“We all have to do more with less” — it’s become a tired phrase in the industry. At countless conferences this year, I’ve heard speaker after speaker preface their presentations with the same words: “We all have to do more with less these days,” which is why we implemented this software solution, or decided to outsource this function, or took this other action to become more productive.
In most cases, doing more does not mean accomplishing more; it means doing more work per employee, as in “we all have to wear multiple hats” of responsibility today. Entrepreneurs are the extreme case of doing more with less. Take me as an example.

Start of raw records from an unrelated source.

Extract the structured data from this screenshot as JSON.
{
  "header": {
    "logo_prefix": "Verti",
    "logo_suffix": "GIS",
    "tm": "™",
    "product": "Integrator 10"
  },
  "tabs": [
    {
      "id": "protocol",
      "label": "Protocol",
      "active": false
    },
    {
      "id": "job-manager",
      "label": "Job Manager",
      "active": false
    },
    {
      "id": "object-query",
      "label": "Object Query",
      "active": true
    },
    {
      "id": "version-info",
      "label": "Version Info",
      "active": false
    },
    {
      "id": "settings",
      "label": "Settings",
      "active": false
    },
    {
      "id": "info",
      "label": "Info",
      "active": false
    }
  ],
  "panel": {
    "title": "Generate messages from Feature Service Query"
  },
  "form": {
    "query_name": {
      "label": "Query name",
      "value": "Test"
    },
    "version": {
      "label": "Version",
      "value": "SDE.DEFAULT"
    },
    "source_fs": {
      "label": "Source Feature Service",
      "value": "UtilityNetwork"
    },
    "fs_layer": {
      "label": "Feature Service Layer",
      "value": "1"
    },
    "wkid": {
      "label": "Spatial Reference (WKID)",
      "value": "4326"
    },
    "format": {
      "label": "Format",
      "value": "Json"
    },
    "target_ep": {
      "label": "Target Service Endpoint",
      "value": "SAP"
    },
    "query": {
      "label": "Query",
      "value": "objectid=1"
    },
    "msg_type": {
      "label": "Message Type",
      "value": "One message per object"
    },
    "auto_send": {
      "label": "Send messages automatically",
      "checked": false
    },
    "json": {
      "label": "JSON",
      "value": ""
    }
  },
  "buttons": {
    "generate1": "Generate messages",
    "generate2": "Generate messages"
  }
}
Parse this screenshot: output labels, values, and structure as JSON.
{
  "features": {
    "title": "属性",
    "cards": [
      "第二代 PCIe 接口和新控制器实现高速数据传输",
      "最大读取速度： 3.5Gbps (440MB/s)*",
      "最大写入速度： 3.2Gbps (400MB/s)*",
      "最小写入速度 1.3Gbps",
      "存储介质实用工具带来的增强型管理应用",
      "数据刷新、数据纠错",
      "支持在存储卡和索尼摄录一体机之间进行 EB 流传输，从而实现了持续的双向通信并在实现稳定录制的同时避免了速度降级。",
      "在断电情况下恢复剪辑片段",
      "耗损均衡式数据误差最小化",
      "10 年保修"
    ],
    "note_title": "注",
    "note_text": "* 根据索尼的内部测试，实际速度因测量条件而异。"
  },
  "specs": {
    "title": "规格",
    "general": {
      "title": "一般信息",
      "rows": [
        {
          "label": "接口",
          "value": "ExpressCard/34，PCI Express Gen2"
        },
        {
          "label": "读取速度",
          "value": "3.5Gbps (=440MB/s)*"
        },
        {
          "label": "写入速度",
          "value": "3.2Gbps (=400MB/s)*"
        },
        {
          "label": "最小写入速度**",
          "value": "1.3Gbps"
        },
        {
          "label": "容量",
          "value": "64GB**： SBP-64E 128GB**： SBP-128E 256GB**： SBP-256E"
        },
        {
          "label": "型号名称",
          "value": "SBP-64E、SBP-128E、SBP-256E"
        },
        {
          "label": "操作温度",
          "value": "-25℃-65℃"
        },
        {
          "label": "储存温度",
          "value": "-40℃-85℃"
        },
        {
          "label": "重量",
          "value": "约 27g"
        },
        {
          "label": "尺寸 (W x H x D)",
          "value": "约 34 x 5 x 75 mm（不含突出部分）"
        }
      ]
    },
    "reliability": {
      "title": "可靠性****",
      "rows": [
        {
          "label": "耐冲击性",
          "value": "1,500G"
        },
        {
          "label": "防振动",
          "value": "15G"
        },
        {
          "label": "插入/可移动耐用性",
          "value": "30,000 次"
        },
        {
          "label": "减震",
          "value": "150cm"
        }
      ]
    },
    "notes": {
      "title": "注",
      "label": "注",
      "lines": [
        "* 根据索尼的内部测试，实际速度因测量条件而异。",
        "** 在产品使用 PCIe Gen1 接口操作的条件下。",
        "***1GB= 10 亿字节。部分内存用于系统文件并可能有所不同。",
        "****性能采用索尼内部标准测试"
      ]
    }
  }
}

In addition to operations (writing blog posts and conducting video interviews), I am responsible for Research, Marketing, Sales, Finance, IT, Product Development, and just about everything else. It all gets done, but not always in a timely manner or as well as I’d like. Simply put, we are all multitaskers today, even though countless research studies have shown that multitasking actually hurts productivity.
Companies of Yesterday talk about doing more with less. Companies of Tomorrow are doing more with more.
Doing more [work] with less [resources] is short-term, tactical thinking. It’s about getting what needs to get done today as inexpensively as possible. Doing more [risk taking] with more [investments] is long-term, strategic thinking. It’s about the future and continuously raising the bar on the competition by going after new opportunities for growth and differentiation.
Amazon and Google are arguably the two best examples of companies doing more with more. In Q3 2014, Google’s operating expenses increased 30 percent, as the company added more than 3,000 employees to its payroll. Meanwhile, Amazon’s trailing 12-month capital expenditures were $4.63 billion at the end of Q3 2014, and “the increase in capital expenditures reflects additional investments in support of continued business growth due to investments in technology infrastructure, including Amazon Web Services, and additional capacity to support our fulfillment operations.”
And yes, one of the risks of doing more with more is taking on too much risk, losing focus and making one too many investments, as critics of Amazon like to point out. No doubt, companies need to take a disciplined approach to determining which risks to take and how much investments to make, but the sooner they can move beyond this “doing more with less” mentality, the sooner they’ll pave new roads to growth.
As I approach my four year anniversary as an entrepreneur, I realize that if I want to accomplish more — create more value for clients, make a bigger impact on the industry and society, achieve my audacious goals — I need to do more risk taking and invest more, especially in people.
Instead of doing more with less, how about doing more with more? It’s a question that will guide my business plan and objectives in 2015, and it’s a question you should start asking too.